Web page and app entries
BEGIN
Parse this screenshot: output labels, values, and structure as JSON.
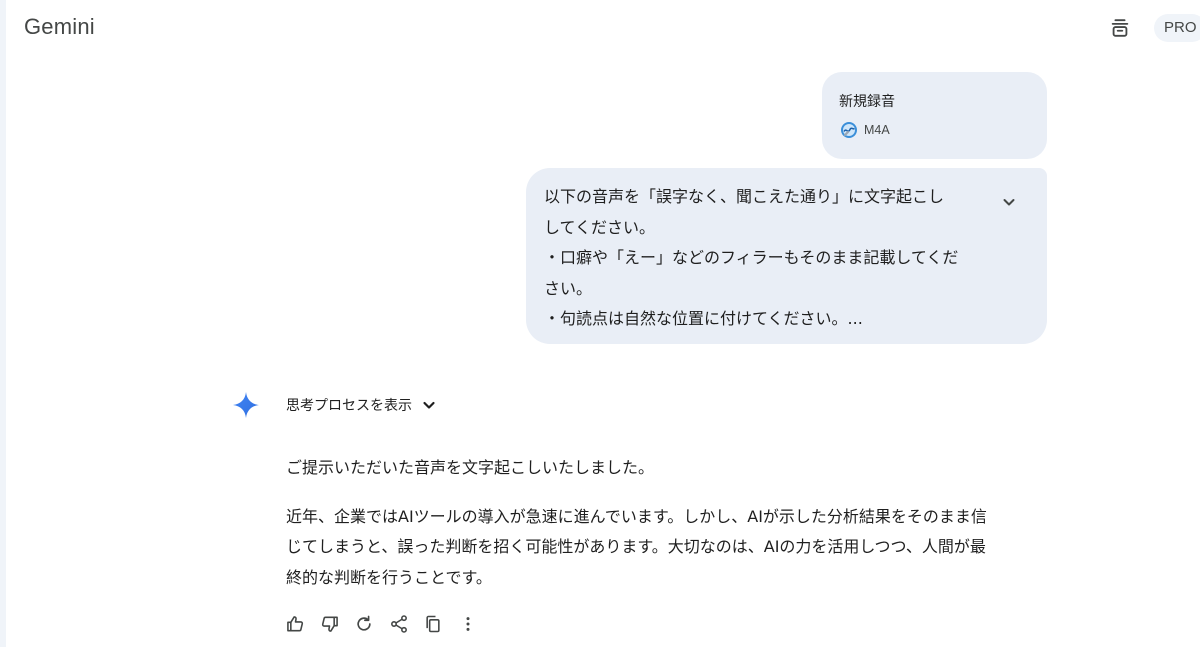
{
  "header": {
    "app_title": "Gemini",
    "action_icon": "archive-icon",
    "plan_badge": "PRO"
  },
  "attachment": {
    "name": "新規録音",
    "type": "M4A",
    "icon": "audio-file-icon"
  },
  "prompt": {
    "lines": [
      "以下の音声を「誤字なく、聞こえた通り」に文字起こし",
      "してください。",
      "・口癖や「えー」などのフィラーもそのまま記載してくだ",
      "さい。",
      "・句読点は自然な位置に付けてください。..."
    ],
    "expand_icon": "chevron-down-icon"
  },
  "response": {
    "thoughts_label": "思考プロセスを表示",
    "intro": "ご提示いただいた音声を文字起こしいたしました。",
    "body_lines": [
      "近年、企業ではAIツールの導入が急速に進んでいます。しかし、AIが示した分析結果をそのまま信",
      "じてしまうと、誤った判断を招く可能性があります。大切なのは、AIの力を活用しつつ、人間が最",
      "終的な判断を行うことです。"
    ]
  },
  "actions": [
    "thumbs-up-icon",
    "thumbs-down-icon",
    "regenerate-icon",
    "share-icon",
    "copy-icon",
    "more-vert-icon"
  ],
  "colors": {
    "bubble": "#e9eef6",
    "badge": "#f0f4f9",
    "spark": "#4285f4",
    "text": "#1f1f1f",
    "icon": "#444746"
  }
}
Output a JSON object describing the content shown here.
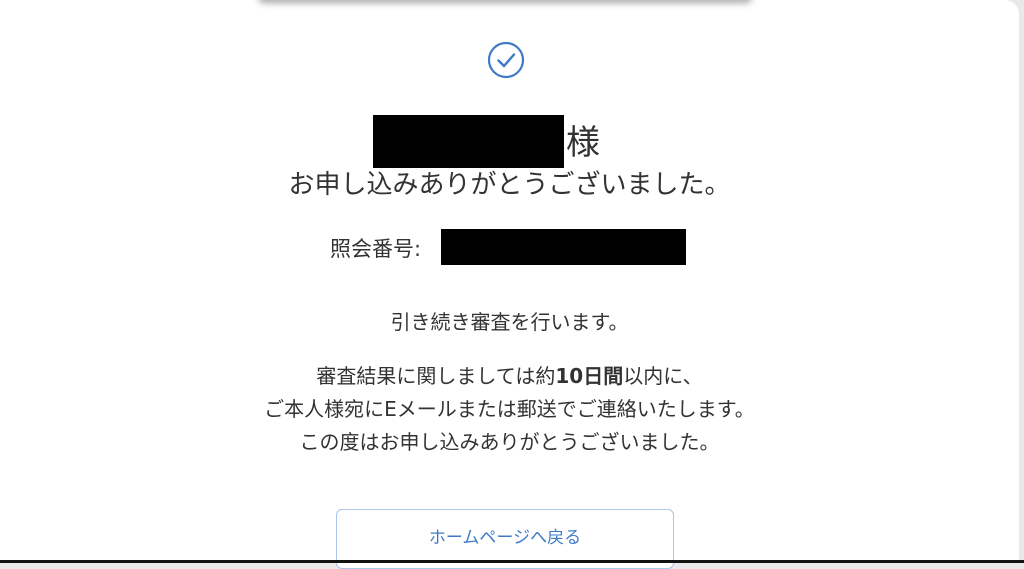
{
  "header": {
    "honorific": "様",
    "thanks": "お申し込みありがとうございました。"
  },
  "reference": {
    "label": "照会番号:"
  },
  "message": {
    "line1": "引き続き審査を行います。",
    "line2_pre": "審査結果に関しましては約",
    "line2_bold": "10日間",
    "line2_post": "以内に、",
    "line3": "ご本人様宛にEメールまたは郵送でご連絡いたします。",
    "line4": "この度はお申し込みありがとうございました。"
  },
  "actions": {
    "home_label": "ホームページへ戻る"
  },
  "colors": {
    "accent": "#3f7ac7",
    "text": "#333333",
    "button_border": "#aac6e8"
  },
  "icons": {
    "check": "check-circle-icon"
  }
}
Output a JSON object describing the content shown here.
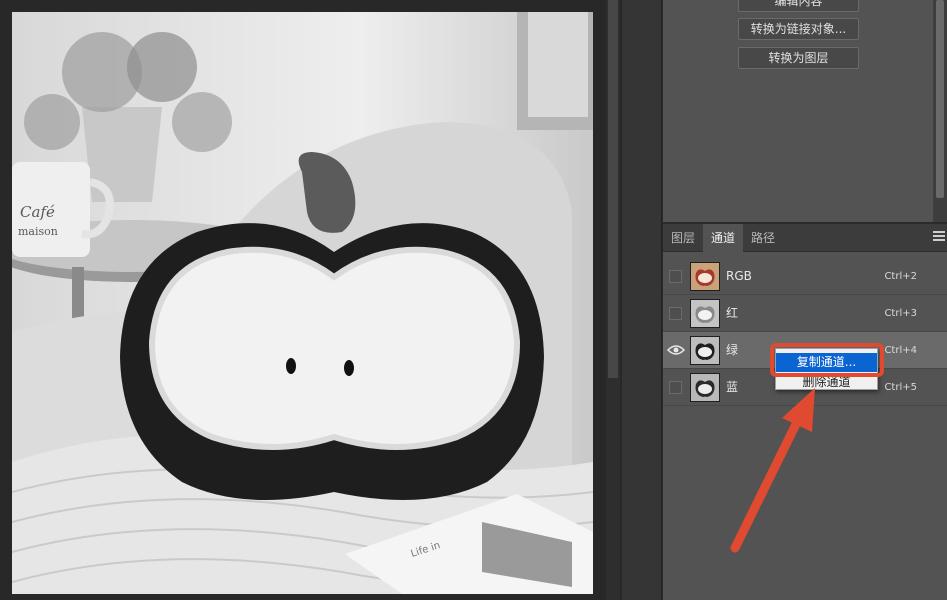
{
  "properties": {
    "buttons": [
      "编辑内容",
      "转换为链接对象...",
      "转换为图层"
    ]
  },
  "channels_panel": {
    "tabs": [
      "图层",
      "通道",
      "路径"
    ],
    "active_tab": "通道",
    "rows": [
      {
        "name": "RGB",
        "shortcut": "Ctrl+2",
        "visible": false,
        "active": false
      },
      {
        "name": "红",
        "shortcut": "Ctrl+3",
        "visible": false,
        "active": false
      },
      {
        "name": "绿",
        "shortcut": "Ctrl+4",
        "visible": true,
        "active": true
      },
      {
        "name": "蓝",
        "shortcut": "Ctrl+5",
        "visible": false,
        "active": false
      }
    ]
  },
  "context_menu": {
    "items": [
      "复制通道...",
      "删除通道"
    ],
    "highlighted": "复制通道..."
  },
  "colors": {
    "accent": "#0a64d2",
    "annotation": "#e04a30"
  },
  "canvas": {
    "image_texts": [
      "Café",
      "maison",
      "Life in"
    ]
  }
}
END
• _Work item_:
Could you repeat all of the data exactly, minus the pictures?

• _Exercise output_:
Parse this screenshot: output labels, values, and structure as JSON.
{
  "header": {
    "app_title": "Gemini",
    "action_icon": "archive-icon",
    "plan_badge": "PRO"
  },
  "attachment": {
    "name": "新規録音",
    "type": "M4A",
    "icon": "audio-file-icon"
  },
  "prompt": {
    "lines": [
      "以下の音声を「誤字なく、聞こえた通り」に文字起こし",
      "してください。",
      "・口癖や「えー」などのフィラーもそのまま記載してくだ",
      "さい。",
      "・句読点は自然な位置に付けてください。..."
    ],
    "expand_icon": "chevron-down-icon"
  },
  "response": {
    "thoughts_label": "思考プロセスを表示",
    "intro": "ご提示いただいた音声を文字起こしいたしました。",
    "body_lines": [
      "近年、企業ではAIツールの導入が急速に進んでいます。しかし、AIが示した分析結果をそのまま信",
      "じてしまうと、誤った判断を招く可能性があります。大切なのは、AIの力を活用しつつ、人間が最",
      "終的な判断を行うことです。"
    ]
  },
  "actions": [
    "thumbs-up-icon",
    "thumbs-down-icon",
    "regenerate-icon",
    "share-icon",
    "copy-icon",
    "more-vert-icon"
  ],
  "colors": {
    "bubble": "#e9eef6",
    "badge": "#f0f4f9",
    "spark": "#4285f4",
    "text": "#1f1f1f",
    "icon": "#444746"
  }
}
Output a JSON object describing the content shown here.
{
  "header": {
    "honorific": "様",
    "thanks": "お申し込みありがとうございました。"
  },
  "reference": {
    "label": "照会番号:"
  },
  "message": {
    "line1": "引き続き審査を行います。",
    "line2_pre": "審査結果に関しましては約",
    "line2_bold": "10日間",
    "line2_post": "以内に、",
    "line3": "ご本人様宛にEメールまたは郵送でご連絡いたします。",
    "line4": "この度はお申し込みありがとうございました。"
  },
  "actions": {
    "home_label": "ホームページへ戻る"
  },
  "colors": {
    "accent": "#3f7ac7",
    "text": "#333333",
    "button_border": "#aac6e8"
  },
  "icons": {
    "check": "check-circle-icon"
  }
}
Output a JSON object describing the content shown here.
{
  "properties": {
    "buttons": [
      "编辑内容",
      "转换为链接对象...",
      "转换为图层"
    ]
  },
  "channels_panel": {
    "tabs": [
      "图层",
      "通道",
      "路径"
    ],
    "active_tab": "通道",
    "rows": [
      {
        "name": "RGB",
        "shortcut": "Ctrl+2",
        "visible": false,
        "active": false
      },
      {
        "name": "红",
        "shortcut": "Ctrl+3",
        "visible": false,
        "active": false
      },
      {
        "name": "绿",
        "shortcut": "Ctrl+4",
        "visible": true,
        "active": true
      },
      {
        "name": "蓝",
        "shortcut": "Ctrl+5",
        "visible": false,
        "active": false
      }
    ]
  },
  "context_menu": {
    "items": [
      "复制通道...",
      "删除通道"
    ],
    "highlighted": "复制通道..."
  },
  "colors": {
    "accent": "#0a64d2",
    "annotation": "#e04a30"
  },
  "canvas": {
    "image_texts": [
      "Café",
      "maison",
      "Life in"
    ]
  }
}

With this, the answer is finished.